- **Goal of the exercise**: Search the data for the word "JSON". Reproduce every line where it is found.

- - - - -

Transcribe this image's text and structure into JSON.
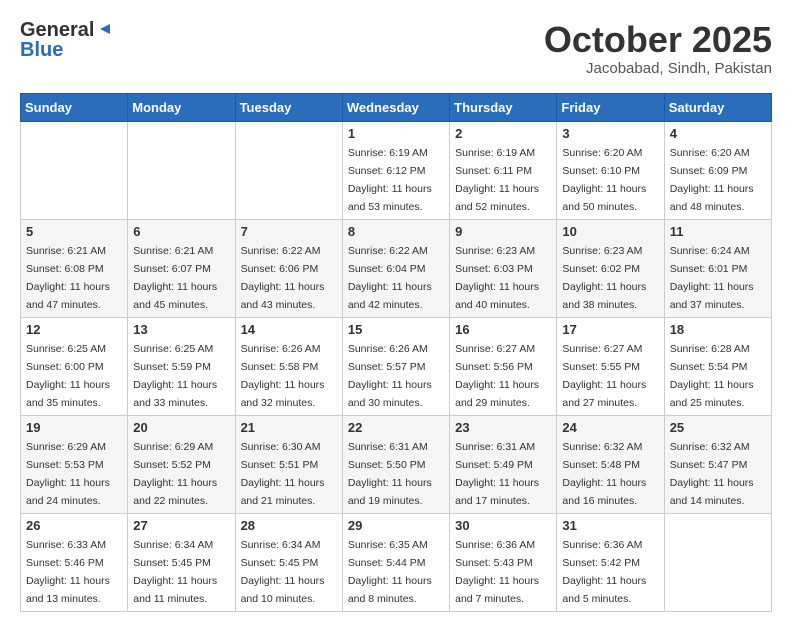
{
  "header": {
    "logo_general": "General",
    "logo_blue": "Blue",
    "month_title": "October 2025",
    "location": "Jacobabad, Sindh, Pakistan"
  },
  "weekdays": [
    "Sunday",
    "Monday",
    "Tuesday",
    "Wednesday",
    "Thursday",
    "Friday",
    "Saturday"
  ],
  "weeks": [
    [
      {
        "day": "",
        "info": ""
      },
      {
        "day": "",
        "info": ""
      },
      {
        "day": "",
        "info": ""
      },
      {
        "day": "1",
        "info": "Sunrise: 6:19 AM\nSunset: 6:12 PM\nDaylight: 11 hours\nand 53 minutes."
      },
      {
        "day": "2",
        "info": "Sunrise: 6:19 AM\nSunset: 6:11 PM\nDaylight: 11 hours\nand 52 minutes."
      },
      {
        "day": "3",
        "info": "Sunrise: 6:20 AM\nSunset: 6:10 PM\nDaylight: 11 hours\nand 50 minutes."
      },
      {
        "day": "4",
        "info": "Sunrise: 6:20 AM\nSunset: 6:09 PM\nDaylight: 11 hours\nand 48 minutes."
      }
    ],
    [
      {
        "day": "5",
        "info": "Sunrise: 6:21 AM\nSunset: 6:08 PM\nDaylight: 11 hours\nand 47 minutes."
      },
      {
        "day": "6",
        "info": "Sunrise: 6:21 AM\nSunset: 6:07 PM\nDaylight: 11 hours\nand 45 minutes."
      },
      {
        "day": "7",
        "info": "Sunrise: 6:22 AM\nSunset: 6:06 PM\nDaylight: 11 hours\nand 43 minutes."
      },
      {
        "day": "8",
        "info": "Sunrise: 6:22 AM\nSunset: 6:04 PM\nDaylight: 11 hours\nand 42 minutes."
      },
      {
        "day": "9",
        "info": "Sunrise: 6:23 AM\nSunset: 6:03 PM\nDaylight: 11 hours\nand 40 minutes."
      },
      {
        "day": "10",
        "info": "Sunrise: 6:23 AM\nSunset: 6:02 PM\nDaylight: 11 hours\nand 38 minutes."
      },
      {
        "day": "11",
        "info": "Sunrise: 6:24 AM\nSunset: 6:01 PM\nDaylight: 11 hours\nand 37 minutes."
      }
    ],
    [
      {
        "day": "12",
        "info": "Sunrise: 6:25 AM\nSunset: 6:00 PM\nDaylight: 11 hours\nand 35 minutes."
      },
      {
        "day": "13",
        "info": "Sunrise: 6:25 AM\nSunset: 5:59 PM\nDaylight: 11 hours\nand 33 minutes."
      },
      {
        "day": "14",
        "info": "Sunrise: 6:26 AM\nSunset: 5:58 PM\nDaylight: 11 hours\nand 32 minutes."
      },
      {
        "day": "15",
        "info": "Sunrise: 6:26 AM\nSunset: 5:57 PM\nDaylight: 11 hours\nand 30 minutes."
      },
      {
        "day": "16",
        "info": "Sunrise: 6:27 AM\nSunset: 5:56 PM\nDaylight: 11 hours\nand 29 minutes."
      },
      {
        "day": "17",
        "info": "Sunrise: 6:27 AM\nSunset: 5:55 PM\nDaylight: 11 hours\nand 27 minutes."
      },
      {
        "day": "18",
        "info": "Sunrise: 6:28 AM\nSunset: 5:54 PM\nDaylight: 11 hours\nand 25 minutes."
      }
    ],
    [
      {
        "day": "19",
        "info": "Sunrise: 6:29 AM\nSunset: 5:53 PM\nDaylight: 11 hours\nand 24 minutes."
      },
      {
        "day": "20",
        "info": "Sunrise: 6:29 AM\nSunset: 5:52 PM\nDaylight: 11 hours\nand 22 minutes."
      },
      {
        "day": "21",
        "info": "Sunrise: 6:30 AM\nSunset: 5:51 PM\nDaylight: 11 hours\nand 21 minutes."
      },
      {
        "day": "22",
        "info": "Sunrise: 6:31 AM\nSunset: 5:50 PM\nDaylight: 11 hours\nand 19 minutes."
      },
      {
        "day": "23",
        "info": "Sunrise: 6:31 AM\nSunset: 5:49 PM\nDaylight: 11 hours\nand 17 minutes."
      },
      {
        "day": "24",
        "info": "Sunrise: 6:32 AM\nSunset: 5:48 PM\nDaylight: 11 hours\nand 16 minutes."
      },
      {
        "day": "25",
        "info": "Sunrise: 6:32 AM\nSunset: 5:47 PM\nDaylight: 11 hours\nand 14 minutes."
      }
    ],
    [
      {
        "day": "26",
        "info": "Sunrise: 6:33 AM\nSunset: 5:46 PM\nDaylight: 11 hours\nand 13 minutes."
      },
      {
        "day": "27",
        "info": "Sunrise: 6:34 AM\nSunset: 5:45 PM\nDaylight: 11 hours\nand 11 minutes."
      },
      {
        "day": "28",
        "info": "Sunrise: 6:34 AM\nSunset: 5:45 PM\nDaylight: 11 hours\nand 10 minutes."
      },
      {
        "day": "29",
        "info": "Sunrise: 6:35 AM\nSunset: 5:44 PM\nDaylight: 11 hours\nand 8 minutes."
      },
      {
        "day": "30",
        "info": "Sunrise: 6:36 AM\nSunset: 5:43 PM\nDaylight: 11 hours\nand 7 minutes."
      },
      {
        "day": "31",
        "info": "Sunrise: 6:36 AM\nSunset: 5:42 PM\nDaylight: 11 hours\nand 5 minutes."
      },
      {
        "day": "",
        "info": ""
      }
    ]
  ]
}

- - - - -

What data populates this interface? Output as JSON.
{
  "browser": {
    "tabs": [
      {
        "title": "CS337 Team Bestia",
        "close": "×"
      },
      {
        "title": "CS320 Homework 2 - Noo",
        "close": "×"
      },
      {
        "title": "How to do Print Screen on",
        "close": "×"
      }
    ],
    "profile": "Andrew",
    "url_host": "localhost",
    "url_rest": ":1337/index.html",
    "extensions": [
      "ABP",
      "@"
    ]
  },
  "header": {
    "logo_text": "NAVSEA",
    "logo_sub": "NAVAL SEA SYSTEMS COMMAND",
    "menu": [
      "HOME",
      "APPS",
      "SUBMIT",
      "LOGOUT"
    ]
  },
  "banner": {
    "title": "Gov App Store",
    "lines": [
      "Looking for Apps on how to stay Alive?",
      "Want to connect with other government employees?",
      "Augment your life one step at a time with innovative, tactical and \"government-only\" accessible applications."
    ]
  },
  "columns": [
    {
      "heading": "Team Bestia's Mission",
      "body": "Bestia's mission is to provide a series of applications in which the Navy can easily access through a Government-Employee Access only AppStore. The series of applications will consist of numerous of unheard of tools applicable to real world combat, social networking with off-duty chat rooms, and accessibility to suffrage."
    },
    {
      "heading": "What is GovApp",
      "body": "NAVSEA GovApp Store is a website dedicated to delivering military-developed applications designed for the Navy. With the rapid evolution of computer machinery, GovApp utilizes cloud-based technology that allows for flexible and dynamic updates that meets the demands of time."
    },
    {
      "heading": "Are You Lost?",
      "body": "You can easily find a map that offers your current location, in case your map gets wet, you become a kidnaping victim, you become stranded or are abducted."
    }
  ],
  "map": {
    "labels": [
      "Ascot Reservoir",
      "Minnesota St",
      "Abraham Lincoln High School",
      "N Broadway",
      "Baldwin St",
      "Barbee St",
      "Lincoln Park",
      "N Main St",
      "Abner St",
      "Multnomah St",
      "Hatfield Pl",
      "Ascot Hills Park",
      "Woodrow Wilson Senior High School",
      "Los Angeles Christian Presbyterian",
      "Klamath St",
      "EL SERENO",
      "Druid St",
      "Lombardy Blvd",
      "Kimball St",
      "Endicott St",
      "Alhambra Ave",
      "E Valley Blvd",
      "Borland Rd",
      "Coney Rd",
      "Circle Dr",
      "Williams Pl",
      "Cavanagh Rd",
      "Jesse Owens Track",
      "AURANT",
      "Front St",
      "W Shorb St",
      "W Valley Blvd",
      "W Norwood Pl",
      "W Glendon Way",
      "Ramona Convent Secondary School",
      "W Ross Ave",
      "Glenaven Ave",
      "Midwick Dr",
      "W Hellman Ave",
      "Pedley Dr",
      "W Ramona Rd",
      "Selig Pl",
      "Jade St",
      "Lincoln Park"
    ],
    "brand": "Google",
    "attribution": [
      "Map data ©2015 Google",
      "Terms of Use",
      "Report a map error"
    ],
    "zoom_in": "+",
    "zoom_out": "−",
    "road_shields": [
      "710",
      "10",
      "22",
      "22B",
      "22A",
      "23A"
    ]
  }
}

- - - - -

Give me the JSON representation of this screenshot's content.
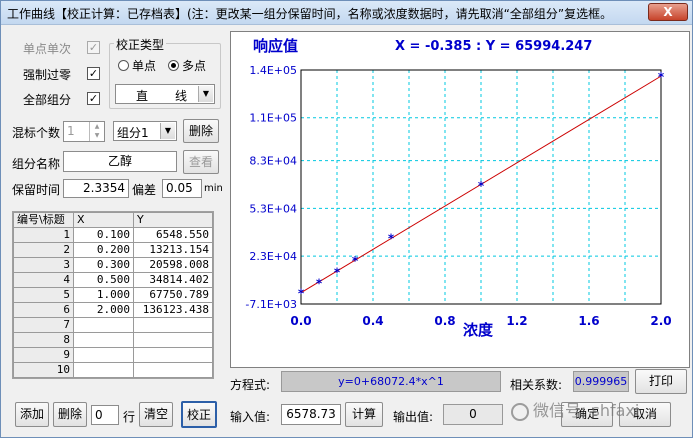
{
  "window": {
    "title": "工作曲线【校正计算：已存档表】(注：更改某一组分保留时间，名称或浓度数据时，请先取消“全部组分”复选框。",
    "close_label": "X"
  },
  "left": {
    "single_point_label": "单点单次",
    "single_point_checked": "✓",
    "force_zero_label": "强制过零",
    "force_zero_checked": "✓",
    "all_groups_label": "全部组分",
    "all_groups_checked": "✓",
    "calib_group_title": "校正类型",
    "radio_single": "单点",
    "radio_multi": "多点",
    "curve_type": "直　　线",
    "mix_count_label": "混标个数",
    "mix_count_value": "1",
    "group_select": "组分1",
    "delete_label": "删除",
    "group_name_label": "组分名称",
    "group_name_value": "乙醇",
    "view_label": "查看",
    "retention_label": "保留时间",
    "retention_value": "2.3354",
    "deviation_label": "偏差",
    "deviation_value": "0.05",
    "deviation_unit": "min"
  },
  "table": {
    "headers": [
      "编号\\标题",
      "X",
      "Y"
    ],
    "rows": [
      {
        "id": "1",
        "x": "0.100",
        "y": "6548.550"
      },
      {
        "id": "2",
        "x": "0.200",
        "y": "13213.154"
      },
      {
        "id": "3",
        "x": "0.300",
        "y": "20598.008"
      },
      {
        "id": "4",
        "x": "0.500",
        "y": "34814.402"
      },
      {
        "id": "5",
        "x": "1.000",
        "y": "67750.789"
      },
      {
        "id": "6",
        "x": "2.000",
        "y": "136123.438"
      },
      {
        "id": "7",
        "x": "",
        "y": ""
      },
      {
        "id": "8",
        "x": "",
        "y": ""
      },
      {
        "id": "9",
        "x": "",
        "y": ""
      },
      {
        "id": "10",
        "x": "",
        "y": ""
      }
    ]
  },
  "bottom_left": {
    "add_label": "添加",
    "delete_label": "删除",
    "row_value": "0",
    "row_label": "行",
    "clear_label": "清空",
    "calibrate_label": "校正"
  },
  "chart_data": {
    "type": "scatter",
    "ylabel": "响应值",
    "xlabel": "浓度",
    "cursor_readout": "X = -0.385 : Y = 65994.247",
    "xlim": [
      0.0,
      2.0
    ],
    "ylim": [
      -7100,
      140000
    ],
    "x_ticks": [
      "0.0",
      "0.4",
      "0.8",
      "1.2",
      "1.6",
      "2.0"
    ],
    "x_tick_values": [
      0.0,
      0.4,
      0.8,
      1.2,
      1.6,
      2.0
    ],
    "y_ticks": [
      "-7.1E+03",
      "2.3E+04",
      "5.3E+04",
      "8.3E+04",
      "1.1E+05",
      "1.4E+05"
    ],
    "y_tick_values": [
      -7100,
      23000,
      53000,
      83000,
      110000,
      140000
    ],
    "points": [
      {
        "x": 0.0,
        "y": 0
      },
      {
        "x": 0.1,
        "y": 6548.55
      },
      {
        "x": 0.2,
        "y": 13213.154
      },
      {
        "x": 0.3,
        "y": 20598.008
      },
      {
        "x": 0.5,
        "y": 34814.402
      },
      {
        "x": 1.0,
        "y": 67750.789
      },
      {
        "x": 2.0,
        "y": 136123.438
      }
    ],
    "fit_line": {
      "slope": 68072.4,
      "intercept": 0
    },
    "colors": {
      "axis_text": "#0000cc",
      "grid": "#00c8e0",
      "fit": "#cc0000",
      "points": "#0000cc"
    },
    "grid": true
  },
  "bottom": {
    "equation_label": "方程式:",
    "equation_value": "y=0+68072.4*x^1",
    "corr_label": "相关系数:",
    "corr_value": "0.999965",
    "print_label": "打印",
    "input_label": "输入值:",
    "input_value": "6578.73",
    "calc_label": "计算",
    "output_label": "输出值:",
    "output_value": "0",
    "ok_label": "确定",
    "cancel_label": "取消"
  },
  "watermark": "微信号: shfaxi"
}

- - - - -

- **Response for this exercise**:
Transcribe this image's text and structure into JSON.
What data populates this interface? Output as JSON.
Give me the JSON representation of this screenshot's content.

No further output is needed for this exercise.